(Dataset rows for apps and sites)
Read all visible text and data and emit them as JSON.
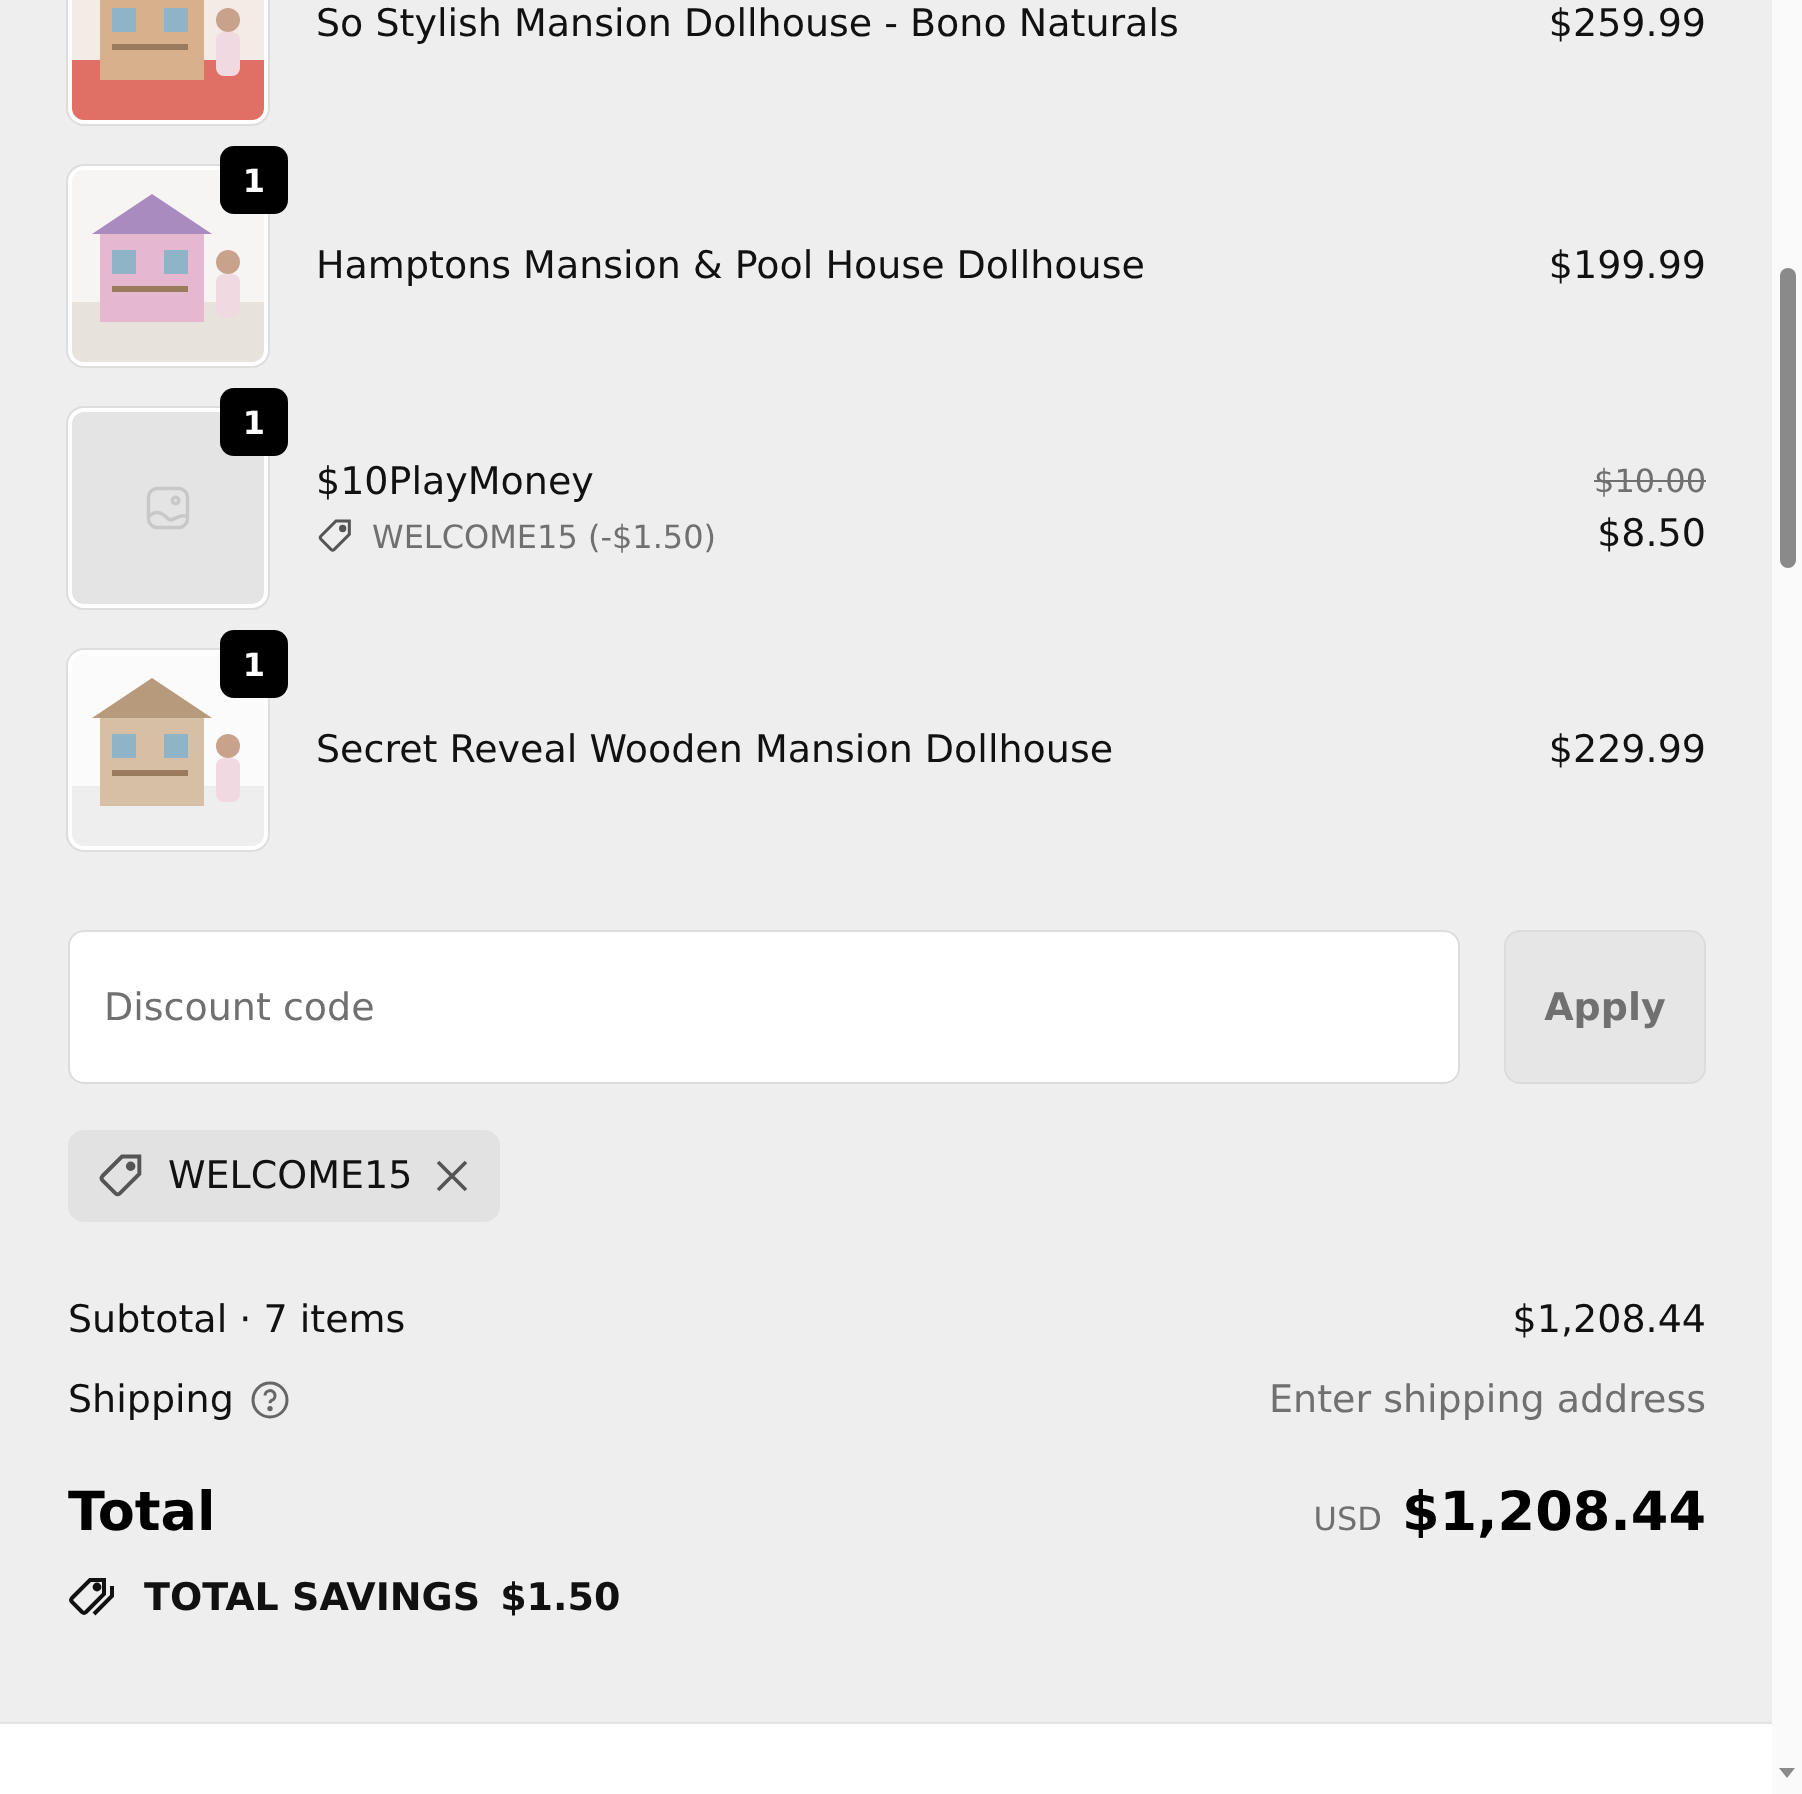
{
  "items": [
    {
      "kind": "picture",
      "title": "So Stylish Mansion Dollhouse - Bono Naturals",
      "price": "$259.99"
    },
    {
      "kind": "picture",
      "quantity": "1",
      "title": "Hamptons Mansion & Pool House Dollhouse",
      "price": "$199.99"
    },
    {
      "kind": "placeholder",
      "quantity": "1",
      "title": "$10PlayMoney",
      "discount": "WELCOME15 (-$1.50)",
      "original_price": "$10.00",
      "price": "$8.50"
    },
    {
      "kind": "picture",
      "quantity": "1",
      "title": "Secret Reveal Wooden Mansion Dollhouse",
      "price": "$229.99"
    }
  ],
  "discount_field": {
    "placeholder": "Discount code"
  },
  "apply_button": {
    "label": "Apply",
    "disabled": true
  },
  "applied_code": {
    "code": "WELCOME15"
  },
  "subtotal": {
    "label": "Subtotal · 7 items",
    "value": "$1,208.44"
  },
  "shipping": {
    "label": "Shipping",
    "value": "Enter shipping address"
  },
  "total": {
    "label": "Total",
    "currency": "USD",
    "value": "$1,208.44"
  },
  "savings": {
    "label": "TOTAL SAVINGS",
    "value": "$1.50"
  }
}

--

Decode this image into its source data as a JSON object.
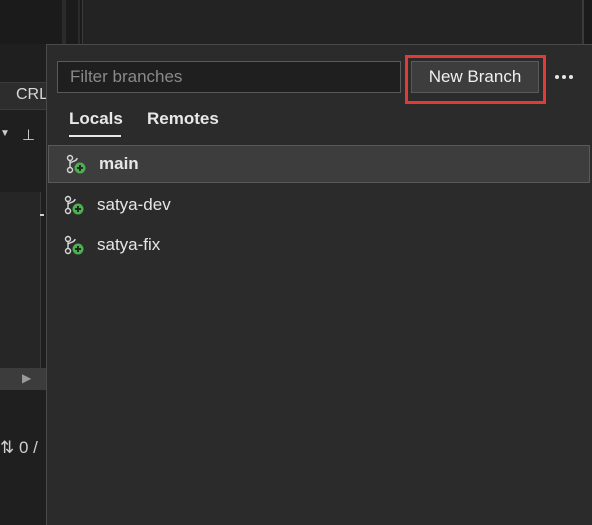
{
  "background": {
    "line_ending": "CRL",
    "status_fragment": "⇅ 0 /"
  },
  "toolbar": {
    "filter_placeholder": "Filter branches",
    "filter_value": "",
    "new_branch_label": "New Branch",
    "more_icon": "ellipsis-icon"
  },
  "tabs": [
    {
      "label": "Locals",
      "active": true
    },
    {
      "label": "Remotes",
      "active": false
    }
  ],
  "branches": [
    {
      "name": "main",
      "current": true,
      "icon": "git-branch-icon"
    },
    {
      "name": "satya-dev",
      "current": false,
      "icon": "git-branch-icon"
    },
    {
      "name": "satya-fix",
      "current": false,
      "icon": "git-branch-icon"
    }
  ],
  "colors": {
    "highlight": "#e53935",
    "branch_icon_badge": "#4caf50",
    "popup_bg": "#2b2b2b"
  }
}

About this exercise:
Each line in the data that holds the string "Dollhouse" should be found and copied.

Exercise solution:
      "title": "So Stylish Mansion Dollhouse - Bono Naturals",
      "title": "Hamptons Mansion & Pool House Dollhouse",
      "title": "Secret Reveal Wooden Mansion Dollhouse",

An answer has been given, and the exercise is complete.